Merry Christmas Eve!
I will admit that it is very strange to be at a mall food court in Kenya with an African band playing "Feliz Navidad" on Christmas Eve. Today is the most homesick I have been here; it just doesn't feel like Christmas at all! But Kristoffer and I are going to make the most of it. He found out today that the UN compound will be closed until January 2nd. This means he doesn't have to work until then! It is great news, especially for me so that I am not alone all week, although a little notice would have been nice. We will try to spend at least a few of the days outside of Nairobi on safari. With the presidential election on the 27th, security is a bit dicey. We will get permission from the diplomatic police before we go anywhere to make sure it is safe. There is always a fear of riots, rallies, and violence in anticipation of or in reaction to the election. We will be extremely cautious in whatever we do.
Yesterday was an interesting day for us. First, we went to church for the first time here. I found what I thought was a Catholic church (St. Mark's...sounds Catholic, right?) and we went to the 11:00 am mass because it was in English. I am still not sure if it was Catholic or not. There were definitely Catholic elements to it...for example the Gloria and the Nicene Creed. But, the order of mass parts was very different, many parts were missing, and there were many parts that a regular Catholic mass (at least the ones in America, Italy and Denmark) does not include. I am sure it was very nice for the people who were used to it, but it was over 2 hours long and we just didn't get it. We had to stand up to be welcomed and clapped for (you can't really hide when you are the only white people in the church!) which was okay, but in general it was very awkward and, again, I am not sure if it was officially Catholic. We left after 1 hour 45 minutes because there were still so many things on the agenda (their program was really like an agenda) and after several baptisms, a history lesson, a few musical performances, and a guest preacher, we were just done! We found out later that it is pretty customary and most church services here are 2 hours long. Hmm...I think we will continue to shop around for a different church.
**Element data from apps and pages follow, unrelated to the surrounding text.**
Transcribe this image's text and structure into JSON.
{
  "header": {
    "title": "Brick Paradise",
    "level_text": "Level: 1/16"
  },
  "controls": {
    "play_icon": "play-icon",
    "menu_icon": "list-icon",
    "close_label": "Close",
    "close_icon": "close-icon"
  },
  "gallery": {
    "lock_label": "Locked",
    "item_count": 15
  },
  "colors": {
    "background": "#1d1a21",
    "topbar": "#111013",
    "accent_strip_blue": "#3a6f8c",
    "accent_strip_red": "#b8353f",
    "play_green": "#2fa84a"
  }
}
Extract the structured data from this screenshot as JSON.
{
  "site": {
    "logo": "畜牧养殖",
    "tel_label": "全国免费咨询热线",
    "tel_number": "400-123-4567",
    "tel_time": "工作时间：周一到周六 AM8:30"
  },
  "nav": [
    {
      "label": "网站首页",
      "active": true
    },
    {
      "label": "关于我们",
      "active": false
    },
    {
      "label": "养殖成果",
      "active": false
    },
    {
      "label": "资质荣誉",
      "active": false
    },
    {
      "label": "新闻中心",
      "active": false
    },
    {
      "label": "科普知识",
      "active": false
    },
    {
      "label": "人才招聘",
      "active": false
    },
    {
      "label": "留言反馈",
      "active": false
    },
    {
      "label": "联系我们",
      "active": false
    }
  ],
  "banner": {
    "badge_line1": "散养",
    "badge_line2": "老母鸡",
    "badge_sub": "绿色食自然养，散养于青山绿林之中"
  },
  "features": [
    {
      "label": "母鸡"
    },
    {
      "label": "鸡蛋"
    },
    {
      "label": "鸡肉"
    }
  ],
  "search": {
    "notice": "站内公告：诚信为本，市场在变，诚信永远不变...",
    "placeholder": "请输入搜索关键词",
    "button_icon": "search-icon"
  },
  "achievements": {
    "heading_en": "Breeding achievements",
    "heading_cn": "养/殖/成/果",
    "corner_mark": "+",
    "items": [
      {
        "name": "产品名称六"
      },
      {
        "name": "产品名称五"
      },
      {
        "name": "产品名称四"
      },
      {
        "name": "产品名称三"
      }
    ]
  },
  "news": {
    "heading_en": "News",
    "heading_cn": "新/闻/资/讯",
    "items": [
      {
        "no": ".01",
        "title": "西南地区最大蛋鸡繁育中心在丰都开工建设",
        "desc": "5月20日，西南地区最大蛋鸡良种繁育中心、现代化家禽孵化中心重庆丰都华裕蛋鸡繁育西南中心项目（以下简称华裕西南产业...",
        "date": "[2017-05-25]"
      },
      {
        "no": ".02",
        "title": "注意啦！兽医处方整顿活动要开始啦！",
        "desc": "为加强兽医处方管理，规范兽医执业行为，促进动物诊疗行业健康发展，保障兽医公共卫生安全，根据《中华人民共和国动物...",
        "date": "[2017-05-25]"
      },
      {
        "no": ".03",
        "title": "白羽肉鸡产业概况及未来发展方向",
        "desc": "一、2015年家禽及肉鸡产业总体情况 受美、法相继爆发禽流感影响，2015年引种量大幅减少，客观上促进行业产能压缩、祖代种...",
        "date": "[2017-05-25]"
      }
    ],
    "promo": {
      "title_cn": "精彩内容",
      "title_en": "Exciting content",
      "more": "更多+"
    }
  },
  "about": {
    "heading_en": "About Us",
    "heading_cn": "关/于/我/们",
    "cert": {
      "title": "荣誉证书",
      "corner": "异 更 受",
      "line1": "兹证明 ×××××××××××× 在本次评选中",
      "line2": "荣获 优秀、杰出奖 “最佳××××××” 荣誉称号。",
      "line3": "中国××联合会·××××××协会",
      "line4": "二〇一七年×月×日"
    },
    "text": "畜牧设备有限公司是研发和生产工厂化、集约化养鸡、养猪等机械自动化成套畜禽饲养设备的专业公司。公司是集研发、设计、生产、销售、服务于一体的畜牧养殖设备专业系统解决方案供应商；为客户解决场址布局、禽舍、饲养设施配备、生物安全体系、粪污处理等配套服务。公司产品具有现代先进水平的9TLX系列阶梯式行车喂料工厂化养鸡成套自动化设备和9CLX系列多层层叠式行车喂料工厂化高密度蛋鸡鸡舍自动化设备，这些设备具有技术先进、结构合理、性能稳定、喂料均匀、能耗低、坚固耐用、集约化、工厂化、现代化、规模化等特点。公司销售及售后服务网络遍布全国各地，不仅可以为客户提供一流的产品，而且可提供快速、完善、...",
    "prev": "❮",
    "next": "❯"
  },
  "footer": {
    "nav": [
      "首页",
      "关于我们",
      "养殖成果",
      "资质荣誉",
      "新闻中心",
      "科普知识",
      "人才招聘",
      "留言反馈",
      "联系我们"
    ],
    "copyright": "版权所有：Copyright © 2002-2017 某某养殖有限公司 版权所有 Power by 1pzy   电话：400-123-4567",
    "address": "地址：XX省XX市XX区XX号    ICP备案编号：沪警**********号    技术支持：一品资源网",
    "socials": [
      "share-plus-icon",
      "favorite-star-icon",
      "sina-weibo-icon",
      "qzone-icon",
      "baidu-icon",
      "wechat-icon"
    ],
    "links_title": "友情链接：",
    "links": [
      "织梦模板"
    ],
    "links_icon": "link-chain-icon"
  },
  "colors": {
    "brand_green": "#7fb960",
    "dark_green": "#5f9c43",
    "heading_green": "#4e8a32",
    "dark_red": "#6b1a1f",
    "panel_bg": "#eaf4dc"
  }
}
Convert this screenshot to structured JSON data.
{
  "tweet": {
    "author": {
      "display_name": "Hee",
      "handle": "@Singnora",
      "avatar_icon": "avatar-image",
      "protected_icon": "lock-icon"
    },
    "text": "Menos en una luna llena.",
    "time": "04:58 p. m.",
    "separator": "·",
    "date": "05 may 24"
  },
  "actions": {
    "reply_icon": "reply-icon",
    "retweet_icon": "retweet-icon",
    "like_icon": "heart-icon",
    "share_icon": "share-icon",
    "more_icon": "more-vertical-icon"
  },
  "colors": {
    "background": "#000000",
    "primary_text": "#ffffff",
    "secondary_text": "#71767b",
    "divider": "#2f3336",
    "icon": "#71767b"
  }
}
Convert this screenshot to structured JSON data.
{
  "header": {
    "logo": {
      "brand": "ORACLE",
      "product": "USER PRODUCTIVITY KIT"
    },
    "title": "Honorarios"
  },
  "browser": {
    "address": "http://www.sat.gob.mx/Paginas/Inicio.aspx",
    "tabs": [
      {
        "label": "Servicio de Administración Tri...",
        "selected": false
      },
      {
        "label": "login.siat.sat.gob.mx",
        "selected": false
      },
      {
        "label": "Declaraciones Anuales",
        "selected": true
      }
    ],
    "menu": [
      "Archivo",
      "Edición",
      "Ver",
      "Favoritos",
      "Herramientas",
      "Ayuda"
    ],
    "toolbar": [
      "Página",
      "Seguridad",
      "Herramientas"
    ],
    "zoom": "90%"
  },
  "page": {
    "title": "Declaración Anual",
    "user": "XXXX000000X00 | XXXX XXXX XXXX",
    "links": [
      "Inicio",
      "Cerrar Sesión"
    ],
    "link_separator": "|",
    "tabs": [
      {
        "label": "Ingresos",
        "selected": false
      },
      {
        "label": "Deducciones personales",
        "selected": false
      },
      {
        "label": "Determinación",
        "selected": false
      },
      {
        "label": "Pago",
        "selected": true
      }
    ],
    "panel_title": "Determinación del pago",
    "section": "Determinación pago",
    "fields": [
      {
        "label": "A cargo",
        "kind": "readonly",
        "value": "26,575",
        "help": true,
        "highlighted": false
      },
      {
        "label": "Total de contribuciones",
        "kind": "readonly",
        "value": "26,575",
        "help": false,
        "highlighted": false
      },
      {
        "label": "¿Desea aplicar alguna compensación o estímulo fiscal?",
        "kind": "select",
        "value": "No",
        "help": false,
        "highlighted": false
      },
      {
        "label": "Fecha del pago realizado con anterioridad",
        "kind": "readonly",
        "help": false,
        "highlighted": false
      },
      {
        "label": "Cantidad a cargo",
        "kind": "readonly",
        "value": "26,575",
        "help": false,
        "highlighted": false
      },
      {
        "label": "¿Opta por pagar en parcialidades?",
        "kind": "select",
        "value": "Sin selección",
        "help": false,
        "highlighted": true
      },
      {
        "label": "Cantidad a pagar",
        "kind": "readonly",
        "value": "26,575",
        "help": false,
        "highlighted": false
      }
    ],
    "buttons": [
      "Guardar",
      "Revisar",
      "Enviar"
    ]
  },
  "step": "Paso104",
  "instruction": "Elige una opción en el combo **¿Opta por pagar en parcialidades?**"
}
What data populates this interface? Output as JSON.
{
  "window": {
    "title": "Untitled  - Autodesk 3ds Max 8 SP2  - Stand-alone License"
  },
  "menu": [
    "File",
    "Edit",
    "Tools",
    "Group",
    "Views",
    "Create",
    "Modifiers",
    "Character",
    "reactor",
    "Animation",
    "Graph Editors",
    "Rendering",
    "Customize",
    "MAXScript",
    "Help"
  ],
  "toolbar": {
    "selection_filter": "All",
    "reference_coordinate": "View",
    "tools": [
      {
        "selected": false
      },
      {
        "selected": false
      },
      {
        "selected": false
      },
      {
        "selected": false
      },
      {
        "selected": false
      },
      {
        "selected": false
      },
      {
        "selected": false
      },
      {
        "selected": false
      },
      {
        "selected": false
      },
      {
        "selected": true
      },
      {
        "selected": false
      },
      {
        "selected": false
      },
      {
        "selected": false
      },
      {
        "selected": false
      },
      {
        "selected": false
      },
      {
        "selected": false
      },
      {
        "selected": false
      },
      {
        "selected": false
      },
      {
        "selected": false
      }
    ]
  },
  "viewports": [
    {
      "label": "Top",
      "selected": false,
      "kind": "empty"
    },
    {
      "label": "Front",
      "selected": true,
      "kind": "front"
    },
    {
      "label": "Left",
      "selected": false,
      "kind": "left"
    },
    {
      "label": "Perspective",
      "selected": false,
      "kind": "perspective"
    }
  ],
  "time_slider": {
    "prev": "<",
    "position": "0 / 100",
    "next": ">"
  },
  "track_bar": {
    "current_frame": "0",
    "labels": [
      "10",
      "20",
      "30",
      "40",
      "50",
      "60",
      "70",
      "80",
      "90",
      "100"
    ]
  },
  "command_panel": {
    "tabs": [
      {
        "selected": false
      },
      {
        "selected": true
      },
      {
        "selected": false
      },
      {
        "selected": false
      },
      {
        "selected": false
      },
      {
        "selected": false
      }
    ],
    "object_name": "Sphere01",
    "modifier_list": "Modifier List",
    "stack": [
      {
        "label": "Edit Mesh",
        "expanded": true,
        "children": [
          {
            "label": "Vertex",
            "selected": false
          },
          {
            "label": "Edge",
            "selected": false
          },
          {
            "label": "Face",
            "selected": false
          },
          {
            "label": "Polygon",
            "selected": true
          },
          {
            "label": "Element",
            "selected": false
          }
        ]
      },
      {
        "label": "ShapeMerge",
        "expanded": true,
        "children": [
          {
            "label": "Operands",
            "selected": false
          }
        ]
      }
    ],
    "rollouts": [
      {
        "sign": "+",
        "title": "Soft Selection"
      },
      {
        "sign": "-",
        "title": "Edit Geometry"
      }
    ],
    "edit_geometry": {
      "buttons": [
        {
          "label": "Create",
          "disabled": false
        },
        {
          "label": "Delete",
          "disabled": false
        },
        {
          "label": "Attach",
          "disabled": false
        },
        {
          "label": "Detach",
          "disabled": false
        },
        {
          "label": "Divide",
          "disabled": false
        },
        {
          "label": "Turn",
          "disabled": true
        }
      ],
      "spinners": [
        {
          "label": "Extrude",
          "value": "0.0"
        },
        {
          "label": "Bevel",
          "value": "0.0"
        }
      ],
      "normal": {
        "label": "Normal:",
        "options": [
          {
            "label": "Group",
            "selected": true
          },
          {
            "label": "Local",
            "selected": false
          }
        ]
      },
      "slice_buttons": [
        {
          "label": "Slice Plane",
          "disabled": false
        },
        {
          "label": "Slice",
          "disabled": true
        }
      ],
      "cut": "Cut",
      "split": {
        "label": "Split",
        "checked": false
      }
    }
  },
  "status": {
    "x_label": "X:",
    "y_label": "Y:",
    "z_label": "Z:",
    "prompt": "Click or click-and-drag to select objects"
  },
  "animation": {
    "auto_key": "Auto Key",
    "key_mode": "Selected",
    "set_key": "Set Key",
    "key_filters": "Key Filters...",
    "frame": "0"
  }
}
After church, we mustered up some energy to place orders for some of our furniture, which will be ready on January 4th. Because we are white with diplomatic license plates on our car, the prices were definitely jacked up for us. Our negotiations didn't go that well...we, the mzungu (the Swahili word for white people) should have brought a Kenyan with us to negotiate. Even though the prices were "high", they were still extremely cheap (by American and European standards) for what they are making us so I don't feel that bad about getting "taken". The carpenters are not exactly wealthy here so if they make a little extra money off of us before Christmas, that is OK by me.
We also attended a holiday party yesterday - which felt more like a 4th of July BBQ - at our landlord's house. We met the wealthy class of society here. She has a tight knit group of Kenyan Indian friends as well as her friends she works with at Citibank. They were extremely welcoming and nice to us, even though we didn't exactly feel that they were our crowd. There was another "new" couple there who arrived from Pakistan recently with a 1 year old daughter. The wife and I got along well and when they move into their house I may spend some time with her, as she is also not working right now (although trust me, I am really ready for a job!). It was really nice to be invited over and we had a good time (Kristoffer even had a beer...!).
We cannot get internet access in our apartment until January 3rd (at the earliest) so I am not sure how many blogs there will be between now and then but I will definitely write again before the new year. In the meantime, Kristoffer and I wish everyone a very Merry Christmas! We hope some of you are getting some snow and enjoying it on our behalf. We miss and love you :)